On Feb. 17, President Obama signed into law the American Recovery and Reinvestment Act (ARRA), a $787-billion economic stimulus package that had been a national focal point for months prior and continues to dominate the headlines.
Modernizing the U.S. health care system, improving education programs and—key to the storm water industry—bringing crumbling infrastructure up to date are among the new legislation’s various goals. One of the most significant public spending programs since World War II, the ARRA will sustain approximately 3.5 million jobs and pave the way for economic success, according to the federal government.
Of the $111 billion the ARRA has dedicated to infrastructure and science, about $27.5 billion will benefit highway projects and $12 billion will go toward water projects, including $4.6 billion for the U.S. Army Corps of Engineers, which may prove to be the most valuable allocation in terms of storm water.
Vice President Biden is responsible for overseeing the implementation of the ARRA, but you, too, can monitor its progress as a storm water professional and taxpayer by visiting www.recovery.gov. This resource features the bill’s full text, a timeline, state-by-state job-impact estimates and more. Once money begins changing hands, the website promises to offer state map-tracking tools.
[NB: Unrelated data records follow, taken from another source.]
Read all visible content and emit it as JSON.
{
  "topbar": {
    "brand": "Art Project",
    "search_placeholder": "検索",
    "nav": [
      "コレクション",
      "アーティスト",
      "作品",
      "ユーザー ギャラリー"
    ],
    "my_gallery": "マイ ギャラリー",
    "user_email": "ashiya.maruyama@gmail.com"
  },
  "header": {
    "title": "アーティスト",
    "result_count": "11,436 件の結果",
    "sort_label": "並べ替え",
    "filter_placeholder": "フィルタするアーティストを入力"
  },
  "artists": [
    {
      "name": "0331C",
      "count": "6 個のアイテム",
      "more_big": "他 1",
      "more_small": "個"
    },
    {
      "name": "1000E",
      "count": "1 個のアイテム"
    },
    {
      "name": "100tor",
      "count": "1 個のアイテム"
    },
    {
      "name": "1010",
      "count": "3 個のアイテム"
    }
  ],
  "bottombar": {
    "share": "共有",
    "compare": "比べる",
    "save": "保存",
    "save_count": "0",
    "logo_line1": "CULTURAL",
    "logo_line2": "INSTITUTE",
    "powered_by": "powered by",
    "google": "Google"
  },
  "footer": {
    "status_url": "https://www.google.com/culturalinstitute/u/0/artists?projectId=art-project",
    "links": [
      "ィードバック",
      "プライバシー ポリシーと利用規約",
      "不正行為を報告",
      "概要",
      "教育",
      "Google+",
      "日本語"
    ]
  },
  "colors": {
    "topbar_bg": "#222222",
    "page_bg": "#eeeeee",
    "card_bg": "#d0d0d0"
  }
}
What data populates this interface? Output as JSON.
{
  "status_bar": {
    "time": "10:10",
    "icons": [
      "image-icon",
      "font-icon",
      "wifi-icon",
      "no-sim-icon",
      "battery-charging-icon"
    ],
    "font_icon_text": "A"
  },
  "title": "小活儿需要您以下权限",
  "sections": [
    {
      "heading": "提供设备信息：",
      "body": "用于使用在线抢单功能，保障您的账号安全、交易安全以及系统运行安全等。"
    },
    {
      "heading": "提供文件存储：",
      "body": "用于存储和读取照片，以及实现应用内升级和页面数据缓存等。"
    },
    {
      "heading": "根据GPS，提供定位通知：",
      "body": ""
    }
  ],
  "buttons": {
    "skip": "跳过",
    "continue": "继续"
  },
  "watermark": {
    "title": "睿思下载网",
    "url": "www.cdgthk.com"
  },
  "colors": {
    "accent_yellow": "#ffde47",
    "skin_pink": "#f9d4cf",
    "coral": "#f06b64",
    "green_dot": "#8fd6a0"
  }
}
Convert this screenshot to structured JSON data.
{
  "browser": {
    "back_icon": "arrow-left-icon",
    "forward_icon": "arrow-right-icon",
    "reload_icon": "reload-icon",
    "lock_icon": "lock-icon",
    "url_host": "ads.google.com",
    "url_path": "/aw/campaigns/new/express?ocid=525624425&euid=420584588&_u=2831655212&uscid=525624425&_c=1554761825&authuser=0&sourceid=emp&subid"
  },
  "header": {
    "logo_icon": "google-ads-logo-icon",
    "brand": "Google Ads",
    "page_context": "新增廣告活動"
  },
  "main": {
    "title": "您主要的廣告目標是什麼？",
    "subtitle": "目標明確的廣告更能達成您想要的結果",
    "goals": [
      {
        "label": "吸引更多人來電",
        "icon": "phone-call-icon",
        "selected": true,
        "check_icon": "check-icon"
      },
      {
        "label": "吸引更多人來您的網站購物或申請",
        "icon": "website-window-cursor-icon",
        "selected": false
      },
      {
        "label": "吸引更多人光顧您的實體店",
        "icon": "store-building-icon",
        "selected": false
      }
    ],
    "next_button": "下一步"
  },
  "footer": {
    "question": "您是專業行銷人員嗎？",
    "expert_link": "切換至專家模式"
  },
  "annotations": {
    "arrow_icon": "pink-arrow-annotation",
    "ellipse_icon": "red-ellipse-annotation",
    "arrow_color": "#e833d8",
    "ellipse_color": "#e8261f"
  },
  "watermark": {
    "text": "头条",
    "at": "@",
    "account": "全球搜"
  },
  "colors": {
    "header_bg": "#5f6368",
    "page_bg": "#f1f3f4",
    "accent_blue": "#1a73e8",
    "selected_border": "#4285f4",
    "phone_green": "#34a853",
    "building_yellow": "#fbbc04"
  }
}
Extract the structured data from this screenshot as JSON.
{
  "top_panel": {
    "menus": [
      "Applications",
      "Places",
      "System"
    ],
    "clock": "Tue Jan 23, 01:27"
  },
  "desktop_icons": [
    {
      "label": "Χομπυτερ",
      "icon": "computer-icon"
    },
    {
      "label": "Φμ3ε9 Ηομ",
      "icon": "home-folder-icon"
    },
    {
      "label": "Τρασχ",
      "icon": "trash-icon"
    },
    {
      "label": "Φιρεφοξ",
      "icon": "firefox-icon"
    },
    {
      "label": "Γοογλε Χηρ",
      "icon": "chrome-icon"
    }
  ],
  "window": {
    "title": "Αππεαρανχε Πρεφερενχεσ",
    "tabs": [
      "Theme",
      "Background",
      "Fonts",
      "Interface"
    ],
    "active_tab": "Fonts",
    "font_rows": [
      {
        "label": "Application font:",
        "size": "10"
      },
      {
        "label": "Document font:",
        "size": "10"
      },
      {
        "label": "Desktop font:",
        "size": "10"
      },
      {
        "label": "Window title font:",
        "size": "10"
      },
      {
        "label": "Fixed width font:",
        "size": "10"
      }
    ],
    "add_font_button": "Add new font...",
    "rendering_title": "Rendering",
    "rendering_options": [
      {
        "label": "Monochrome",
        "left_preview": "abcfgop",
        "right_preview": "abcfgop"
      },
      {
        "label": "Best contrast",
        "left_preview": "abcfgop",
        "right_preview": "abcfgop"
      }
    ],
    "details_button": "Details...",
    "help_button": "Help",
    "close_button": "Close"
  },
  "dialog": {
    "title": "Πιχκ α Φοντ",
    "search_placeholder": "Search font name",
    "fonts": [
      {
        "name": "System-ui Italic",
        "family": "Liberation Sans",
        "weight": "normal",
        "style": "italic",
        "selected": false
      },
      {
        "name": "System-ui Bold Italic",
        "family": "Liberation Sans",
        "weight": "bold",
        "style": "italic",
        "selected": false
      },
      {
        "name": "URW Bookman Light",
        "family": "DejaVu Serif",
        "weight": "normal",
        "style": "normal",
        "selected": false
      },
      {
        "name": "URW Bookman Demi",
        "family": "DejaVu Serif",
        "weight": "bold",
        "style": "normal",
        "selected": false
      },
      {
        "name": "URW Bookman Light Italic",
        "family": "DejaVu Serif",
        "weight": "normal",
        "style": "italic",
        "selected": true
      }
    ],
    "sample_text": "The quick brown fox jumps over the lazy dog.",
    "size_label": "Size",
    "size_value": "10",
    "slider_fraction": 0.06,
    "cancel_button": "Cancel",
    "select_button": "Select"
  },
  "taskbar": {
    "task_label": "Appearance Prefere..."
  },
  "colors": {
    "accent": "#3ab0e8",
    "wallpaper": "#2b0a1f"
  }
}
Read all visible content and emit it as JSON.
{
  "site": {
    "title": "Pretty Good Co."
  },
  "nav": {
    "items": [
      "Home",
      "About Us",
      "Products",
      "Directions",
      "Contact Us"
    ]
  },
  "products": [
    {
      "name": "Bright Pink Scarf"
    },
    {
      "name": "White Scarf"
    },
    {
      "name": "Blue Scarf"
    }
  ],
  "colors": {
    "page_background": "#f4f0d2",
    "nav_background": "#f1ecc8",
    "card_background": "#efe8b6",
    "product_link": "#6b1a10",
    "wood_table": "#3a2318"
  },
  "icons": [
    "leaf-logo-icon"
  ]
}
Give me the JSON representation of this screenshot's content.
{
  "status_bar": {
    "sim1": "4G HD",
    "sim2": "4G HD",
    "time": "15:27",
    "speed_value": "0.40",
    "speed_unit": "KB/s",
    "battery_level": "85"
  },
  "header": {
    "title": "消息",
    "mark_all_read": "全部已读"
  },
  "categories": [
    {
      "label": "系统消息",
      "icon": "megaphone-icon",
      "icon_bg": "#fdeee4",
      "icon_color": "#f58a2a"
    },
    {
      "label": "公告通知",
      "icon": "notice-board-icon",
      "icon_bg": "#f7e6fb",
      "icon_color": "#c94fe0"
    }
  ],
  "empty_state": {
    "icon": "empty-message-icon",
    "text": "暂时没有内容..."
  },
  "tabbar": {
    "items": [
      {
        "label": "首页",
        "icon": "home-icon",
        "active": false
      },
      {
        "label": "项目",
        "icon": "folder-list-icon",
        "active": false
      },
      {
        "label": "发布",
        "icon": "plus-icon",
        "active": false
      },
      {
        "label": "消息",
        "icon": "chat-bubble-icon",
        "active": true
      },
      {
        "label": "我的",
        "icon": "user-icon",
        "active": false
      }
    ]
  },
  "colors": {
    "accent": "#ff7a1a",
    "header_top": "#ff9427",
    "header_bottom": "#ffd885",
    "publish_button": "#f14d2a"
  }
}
Groups including the U.S. Environmental Protection Agency and the Water Environment Federation have issued formal statements supporting the efforts of the ARRA and outlining their roles in stimulus activities. On the flip side, some prominent political leaders and business executives have been outspoken in arguing that the bill does not invest enough money in infrastructure and that any stimulus effect will be short-lived.
The ARRA is not a quick fix that will heal our nation’s crippled economy or close up our some $2-trillion infrastructure gap—today, next year or in the coming decade. It’s not fair to ask so much of one stimulus package; the legislation is a stepping stool for infrastructure, and we need a ladder. Investing in safe, sustainable structures, facilities and waterways is a smart (and almost inevitable) move on the U.S. government’s part, and I applaud the allocation. I only wish that the White House had boosted transportation and water professionals a bit higher by designating more money for their sectors, as additional funding is certainly warranted, would have been put to good use and could have strengthened construction and employment outcomes.
SWS wants to hear your thoughts on the transportation and water infrastructure components of the ARRA. Please visit our website, www.estormwater.com, and send me a message sharing your stimulus package opinions and stories.